Kathy Lien’s Day Trading and Swing Trading the Currency Market: Technical and Fundamental Strategies to Profit from Market Moves has become something of a classic. In this third edition (Wiley, 2016) “all of the content has been updated with new chapters and strategies.” Although I haven’t compared it point by point with the second edition, there are some obvious differences (beyond replacing the longer chapters with bite-size pieces and updating many of the charts). For instance, the chapter on seasonality has been dropped in the new edition. Unfortunately, as is usually the case with a new edition, some old material remains, which can be jarring. Do we really care, for example, how FX dealers changed their ranking of the importance of economic data between 1992 and 1997?
Nitpicking aside, Lien’s book offers both an excellent overview of the FX market and a set of time-tested trading strategies. One such strategy involves the use of double Bollinger bands. Since currencies trend, the standard Bollinger bands (the 20-period moving average with two standard deviation bands above and below the moving average) don’t work as overbought and oversold levels. Lien adds a second set of bands, at one standard deviation from the moving average. Using the bands to pick tops and bottoms, for a long trade she has six rules, beginning with three entry rules: “Look for the currency pair to be trading between the lower first and second standard deviation Bollinger Bands. Look for a close above the first standard deviation Bollinger Band. If so, BUY at close of candle or 4 pm NY time.” (p. 103)
Another suggestion is to use one- and three-month option volatilities of currency pairs to time foreign exchange spot movement. “As a guideline, there are two simple rules to follow. The first one is that if short-term option volatilities are significantly lower than long-term volatilities, one should expect a breakout, though the direction of the breakout will not be defined by this rule. Lastly, if short-term option volatilities are significantly higher than long-term volatilities, one should expect a reversion to range trading.” (p. 192)
Anyone who’s brave enough to venture into the FX market needs guidance. Lien’s book may not turn a rank novice into a profitable currency trader, but it’s a good place to start. It also provides clearly written, valuable information for traders in markets that intersect with the currency market—and that’s just about every market.
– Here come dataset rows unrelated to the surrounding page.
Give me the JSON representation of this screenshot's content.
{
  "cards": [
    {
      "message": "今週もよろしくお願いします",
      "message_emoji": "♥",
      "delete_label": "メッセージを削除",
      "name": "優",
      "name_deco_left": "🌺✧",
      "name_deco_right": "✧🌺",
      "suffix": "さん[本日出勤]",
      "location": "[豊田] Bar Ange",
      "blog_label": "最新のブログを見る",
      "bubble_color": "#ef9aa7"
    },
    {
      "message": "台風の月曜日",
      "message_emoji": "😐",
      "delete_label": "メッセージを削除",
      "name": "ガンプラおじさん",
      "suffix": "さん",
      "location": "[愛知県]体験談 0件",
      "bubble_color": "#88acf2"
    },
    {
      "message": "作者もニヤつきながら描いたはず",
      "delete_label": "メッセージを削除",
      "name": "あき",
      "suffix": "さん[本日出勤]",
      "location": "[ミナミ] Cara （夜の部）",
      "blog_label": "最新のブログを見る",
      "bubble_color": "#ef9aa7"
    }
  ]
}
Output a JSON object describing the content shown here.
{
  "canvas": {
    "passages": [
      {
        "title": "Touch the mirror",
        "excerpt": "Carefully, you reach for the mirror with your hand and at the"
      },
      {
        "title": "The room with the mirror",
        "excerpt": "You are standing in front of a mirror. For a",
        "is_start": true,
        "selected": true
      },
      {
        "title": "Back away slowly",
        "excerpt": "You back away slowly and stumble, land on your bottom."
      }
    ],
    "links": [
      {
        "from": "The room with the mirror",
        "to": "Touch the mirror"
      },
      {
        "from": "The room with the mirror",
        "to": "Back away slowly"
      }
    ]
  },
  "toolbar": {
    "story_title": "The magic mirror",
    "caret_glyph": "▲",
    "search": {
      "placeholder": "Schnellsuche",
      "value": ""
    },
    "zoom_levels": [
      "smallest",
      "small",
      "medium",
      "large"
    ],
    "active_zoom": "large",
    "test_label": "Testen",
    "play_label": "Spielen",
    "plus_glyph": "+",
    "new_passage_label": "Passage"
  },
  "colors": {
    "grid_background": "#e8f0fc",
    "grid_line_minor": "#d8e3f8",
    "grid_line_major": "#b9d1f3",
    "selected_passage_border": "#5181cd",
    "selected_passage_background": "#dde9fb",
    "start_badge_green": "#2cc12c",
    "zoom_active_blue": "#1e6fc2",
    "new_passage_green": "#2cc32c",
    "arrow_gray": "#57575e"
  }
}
Bonds and commodities are obviously linked to currencies, but equity markets are also dependent on currency moves, as CEOs always remind their investors when reporting earnings that were negatively affected by currency headwinds. So it behooves traders and investors alike to learn something about how the currency market works.